[Problem to solve] Output the records exactly, every one of them.

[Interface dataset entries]

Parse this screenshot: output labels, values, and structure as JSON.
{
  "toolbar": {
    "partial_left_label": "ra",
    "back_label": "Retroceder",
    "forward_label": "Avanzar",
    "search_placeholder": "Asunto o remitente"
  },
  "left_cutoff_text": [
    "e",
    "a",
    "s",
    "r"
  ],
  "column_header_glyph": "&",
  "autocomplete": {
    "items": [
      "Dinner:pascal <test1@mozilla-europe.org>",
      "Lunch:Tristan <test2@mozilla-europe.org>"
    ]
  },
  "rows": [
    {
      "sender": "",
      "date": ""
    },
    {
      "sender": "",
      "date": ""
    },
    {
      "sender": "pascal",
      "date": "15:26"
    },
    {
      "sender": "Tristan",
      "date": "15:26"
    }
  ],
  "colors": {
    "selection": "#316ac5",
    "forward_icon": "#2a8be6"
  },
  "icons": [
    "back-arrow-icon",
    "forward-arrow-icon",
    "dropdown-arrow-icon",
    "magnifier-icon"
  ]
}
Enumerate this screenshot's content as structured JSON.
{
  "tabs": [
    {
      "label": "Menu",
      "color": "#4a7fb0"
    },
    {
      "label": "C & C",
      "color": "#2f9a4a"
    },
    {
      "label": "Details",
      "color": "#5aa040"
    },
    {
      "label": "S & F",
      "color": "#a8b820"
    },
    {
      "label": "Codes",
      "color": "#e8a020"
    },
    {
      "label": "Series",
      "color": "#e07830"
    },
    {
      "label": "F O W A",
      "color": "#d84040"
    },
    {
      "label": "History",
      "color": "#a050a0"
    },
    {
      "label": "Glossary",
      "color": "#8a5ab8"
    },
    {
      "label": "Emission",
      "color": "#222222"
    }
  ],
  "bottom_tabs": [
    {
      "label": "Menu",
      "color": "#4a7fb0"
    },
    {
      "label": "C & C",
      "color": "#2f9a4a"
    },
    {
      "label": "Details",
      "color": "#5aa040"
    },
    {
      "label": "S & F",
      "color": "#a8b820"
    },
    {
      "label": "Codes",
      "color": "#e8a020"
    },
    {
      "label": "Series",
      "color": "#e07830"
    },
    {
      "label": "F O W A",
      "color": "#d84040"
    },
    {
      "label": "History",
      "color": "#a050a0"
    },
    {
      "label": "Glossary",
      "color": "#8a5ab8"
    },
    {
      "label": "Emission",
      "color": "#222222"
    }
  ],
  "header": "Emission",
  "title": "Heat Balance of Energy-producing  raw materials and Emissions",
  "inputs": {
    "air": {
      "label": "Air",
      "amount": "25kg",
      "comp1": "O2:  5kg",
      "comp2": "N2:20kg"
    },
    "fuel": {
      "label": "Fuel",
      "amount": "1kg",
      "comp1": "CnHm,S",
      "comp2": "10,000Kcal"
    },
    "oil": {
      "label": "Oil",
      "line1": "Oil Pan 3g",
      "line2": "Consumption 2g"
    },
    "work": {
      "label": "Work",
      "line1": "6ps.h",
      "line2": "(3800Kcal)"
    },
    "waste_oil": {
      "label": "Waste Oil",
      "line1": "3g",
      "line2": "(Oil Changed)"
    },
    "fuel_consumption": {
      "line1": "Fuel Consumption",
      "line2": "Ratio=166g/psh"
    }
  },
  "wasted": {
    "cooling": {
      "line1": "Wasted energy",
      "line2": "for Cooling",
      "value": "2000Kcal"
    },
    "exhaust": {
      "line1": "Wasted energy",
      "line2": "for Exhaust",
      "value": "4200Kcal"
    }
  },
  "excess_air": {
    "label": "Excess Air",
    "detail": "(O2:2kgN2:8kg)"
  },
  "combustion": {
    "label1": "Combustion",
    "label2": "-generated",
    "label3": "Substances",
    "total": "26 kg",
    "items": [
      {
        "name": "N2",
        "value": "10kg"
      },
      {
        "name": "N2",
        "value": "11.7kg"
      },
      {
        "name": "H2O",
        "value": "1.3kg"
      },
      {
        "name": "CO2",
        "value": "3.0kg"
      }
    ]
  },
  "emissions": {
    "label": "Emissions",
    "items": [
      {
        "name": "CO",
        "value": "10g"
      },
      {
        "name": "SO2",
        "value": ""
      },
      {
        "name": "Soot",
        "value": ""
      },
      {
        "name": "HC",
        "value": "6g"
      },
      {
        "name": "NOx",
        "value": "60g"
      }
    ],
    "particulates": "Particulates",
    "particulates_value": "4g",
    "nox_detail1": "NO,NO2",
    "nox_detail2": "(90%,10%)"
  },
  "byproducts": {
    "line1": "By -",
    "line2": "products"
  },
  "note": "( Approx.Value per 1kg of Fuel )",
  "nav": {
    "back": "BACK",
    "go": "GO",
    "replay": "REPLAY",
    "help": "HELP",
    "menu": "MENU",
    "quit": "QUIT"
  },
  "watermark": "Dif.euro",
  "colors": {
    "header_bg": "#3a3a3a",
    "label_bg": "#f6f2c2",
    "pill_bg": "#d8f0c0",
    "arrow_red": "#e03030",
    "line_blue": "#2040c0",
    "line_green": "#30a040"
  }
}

[Answer for this exercise]
Parse this screenshot: output labels, values, and structure as JSON.
{
  "toolbar": {
    "partial_left_label": "ra",
    "back_label": "Retroceder",
    "forward_label": "Avanzar",
    "search_placeholder": "Asunto o remitente"
  },
  "left_cutoff_text": [
    "e",
    "a",
    "s",
    "r"
  ],
  "column_header_glyph": "&",
  "autocomplete": {
    "items": [
      "Dinner:pascal <test1@mozilla-europe.org>",
      "Lunch:Tristan <test2@mozilla-europe.org>"
    ]
  },
  "rows": [
    {
      "sender": "",
      "date": ""
    },
    {
      "sender": "",
      "date": ""
    },
    {
      "sender": "pascal",
      "date": "15:26"
    },
    {
      "sender": "Tristan",
      "date": "15:26"
    }
  ],
  "colors": {
    "selection": "#316ac5",
    "forward_icon": "#2a8be6"
  },
  "icons": [
    "back-arrow-icon",
    "forward-arrow-icon",
    "dropdown-arrow-icon",
    "magnifier-icon"
  ]
}
Enumerate this screenshot's content as structured JSON.
{
  "tabs": [
    {
      "label": "Menu",
      "color": "#4a7fb0"
    },
    {
      "label": "C & C",
      "color": "#2f9a4a"
    },
    {
      "label": "Details",
      "color": "#5aa040"
    },
    {
      "label": "S & F",
      "color": "#a8b820"
    },
    {
      "label": "Codes",
      "color": "#e8a020"
    },
    {
      "label": "Series",
      "color": "#e07830"
    },
    {
      "label": "F O W A",
      "color": "#d84040"
    },
    {
      "label": "History",
      "color": "#a050a0"
    },
    {
      "label": "Glossary",
      "color": "#8a5ab8"
    },
    {
      "label": "Emission",
      "color": "#222222"
    }
  ],
  "bottom_tabs": [
    {
      "label": "Menu",
      "color": "#4a7fb0"
    },
    {
      "label": "C & C",
      "color": "#2f9a4a"
    },
    {
      "label": "Details",
      "color": "#5aa040"
    },
    {
      "label": "S & F",
      "color": "#a8b820"
    },
    {
      "label": "Codes",
      "color": "#e8a020"
    },
    {
      "label": "Series",
      "color": "#e07830"
    },
    {
      "label": "F O W A",
      "color": "#d84040"
    },
    {
      "label": "History",
      "color": "#a050a0"
    },
    {
      "label": "Glossary",
      "color": "#8a5ab8"
    },
    {
      "label": "Emission",
      "color": "#222222"
    }
  ],
  "header": "Emission",
  "title": "Heat Balance of Energy-producing  raw materials and Emissions",
  "inputs": {
    "air": {
      "label": "Air",
      "amount": "25kg",
      "comp1": "O2:  5kg",
      "comp2": "N2:20kg"
    },
    "fuel": {
      "label": "Fuel",
      "amount": "1kg",
      "comp1": "CnHm,S",
      "comp2": "10,000Kcal"
    },
    "oil": {
      "label": "Oil",
      "line1": "Oil Pan 3g",
      "line2": "Consumption 2g"
    },
    "work": {
      "label": "Work",
      "line1": "6ps.h",
      "line2": "(3800Kcal)"
    },
    "waste_oil": {
      "label": "Waste Oil",
      "line1": "3g",
      "line2": "(Oil Changed)"
    },
    "fuel_consumption": {
      "line1": "Fuel Consumption",
      "line2": "Ratio=166g/psh"
    }
  },
  "wasted": {
    "cooling": {
      "line1": "Wasted energy",
      "line2": "for Cooling",
      "value": "2000Kcal"
    },
    "exhaust": {
      "line1": "Wasted energy",
      "line2": "for Exhaust",
      "value": "4200Kcal"
    }
  },
  "excess_air": {
    "label": "Excess Air",
    "detail": "(O2:2kgN2:8kg)"
  },
  "combustion": {
    "label1": "Combustion",
    "label2": "-generated",
    "label3": "Substances",
    "total": "26 kg",
    "items": [
      {
        "name": "N2",
        "value": "10kg"
      },
      {
        "name": "N2",
        "value": "11.7kg"
      },
      {
        "name": "H2O",
        "value": "1.3kg"
      },
      {
        "name": "CO2",
        "value": "3.0kg"
      }
    ]
  },
  "emissions": {
    "label": "Emissions",
    "items": [
      {
        "name": "CO",
        "value": "10g"
      },
      {
        "name": "SO2",
        "value": ""
      },
      {
        "name": "Soot",
        "value": ""
      },
      {
        "name": "HC",
        "value": "6g"
      },
      {
        "name": "NOx",
        "value": "60g"
      }
    ],
    "particulates": "Particulates",
    "particulates_value": "4g",
    "nox_detail1": "NO,NO2",
    "nox_detail2": "(90%,10%)"
  },
  "byproducts": {
    "line1": "By -",
    "line2": "products"
  },
  "note": "( Approx.Value per 1kg of Fuel )",
  "nav": {
    "back": "BACK",
    "go": "GO",
    "replay": "REPLAY",
    "help": "HELP",
    "menu": "MENU",
    "quit": "QUIT"
  },
  "watermark": "Dif.euro",
  "colors": {
    "header_bg": "#3a3a3a",
    "label_bg": "#f6f2c2",
    "pill_bg": "#d8f0c0",
    "arrow_red": "#e03030",
    "line_blue": "#2040c0",
    "line_green": "#30a040"
  }
}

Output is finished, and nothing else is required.